I decided to write down some thoughts on how to get into the games industry since I keep getting asked this once in a while by some hopeful individuals. I hope you will find this useful!
Yes, games are a hot, sexy and innovative area of business. Many people dream about a job in the industry, but only a few have the right skillset and mindset for it. Let’s talk about this. Actually, let’s start over. Maybe the question you should be asking is:
What should I do in order to get a job in the games industry? What does it take?
When I joined a games company in fall 2004, my merits were that I had actually pumped up some game development while working for a new media company during the late nineties new media boom. Those games were developed to give some added entertainment value to a carrier marketing web site (company websites were a new thing back then). I had dated a game developer who’d had some sort of a hit game at the end of eighties. And on top of that, I had played all the first TV console games in the seventies (thank you dad!) and Donkey Kong, Tetris, Nokia Snake, Doom and such. But otherwise I barely recognized that something was happening in Finnish games industry. But it was quite enough to get a job – at that time.
Now after all these years and some 400+ recruitments later, I have a hunch of what it takes to get a job in games. Below I have selected some descriptive words to give you few tips on how to prepare yourself if you – REALLY WANT THIS!
Passion – The most talented developers start early. They may start sketching some game concepts simply with a pen and paper. Or start programming and drawing when they can just about manage it with a mouse or a pen.
Training – There are some talents that have managed brilliantly without formal training, but only for the reason that there hasn’t been anything applicable available (many new, innovative concepts and businesses are made through trial-and-error, you see). Unless you are an exceptional talent, a formal training is much appreciated. If you manage to get to a school where you can actually study game development your opportunities have just gone up by 50%.
Practice – No matter if you are in a right school or not, you need to break through with the “learning-by-doing” -method. Like passionate musicians all the best people practice and do what they “have to”. They hang out at game jams, demo events and spend hundreds of hours developing their own concepts alone or with some similarly spirited individuals.
Portfolio – The first question that a recruiter asks is: Do you have a portfolio? What does it mean? It means that you’ve got a website or something similar with some well thought out game concepts, demos or graphics that looks like game art. Photos of your oil paintings do not usually help you, it has to be digital. And the best artists draw live models regularly. For a programmer it may be an own game running on his/hers device or on an emulator.

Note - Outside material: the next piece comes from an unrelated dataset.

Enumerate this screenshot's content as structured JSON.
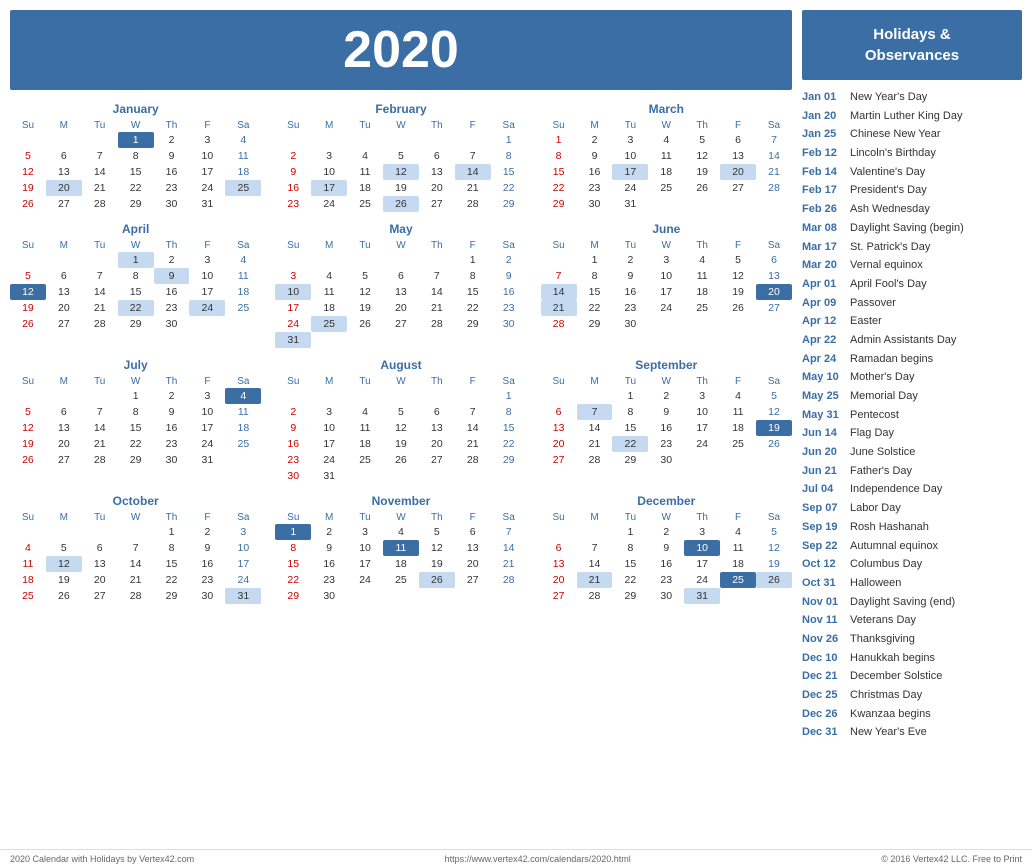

Continuous learning – It takes a lot of motivation to learn and to master your profession. The world of games is in a state of constant change. Self-study, game conferences or lectures given by the industry experts for example at the Aalto University are OK. This works especially in the non-developer roles where you need to demonstrate your business understanding and your interest in games (like product management or data analytics roles).
Play games! The more the merrier!
Look for help and feedback – Introduce yourself to the local games community when you stumble towards your goal. In Finland you can start with IGDA, Assembly, Game Jam, Mentor group for ladies, or Finconauts. Ask questions no matter how stupid you may feel. You will get feedback. No shame no gain!
Ability to work under pressure and cope with uncertainty – This applies to project schedule too but for the record, most of the games companies are start-ups. Companies come and go and you are really lucky if you have a chance to work in a same company for longer than three years. Even a solid giant or a household name may fall, downsize or merge. If you cannot handle this fact, please do not join.
Persistence/dedication – Whatever you do, do it well and put your heart into it. If you succeed in your work and in your team, people won’t let you go. You will be asked to join the next project. You may even be one of those who will be seeking for funding for your own games venture.
Meritocracy – Please keep in mind that games industry is driven by meritocracy, not per calendar or through who you happen to know.
And finally, this may sound hard but this may be a thing that a recruiter does first. When you compose your CV, run a word check and make sure that the word GAME(S) is there in an appropriate context. If the CV doesn’t contain “the word” you can forget about a job unless you are applying to a Controller position at the finance team. The other roles that you can apply without direct games experience are related, for example, to cloud computing, network operations, localization or other post-production jobs. In these types of roles a minimum requirement is a positive attitude towards games. You really need to think about your motivation since you are surrounded by developers and gamers that live and breathe games 24/7.
It may be hard to get into games, but when you do, it will be one of the most rewarding environments loaded with clever people, new business ventures, great events and great games. On top of this, Finland happens to be one of “the games hubs” on earth. A true place to be! This is unique!
Arja Martikainen HR Manager at Digital Chocolate Helsinki (ex Sumea Interactive) 2004 – 2013
Senior Consultant – games talent acquisition at Games Jobs Finland, Barona IT 2013 –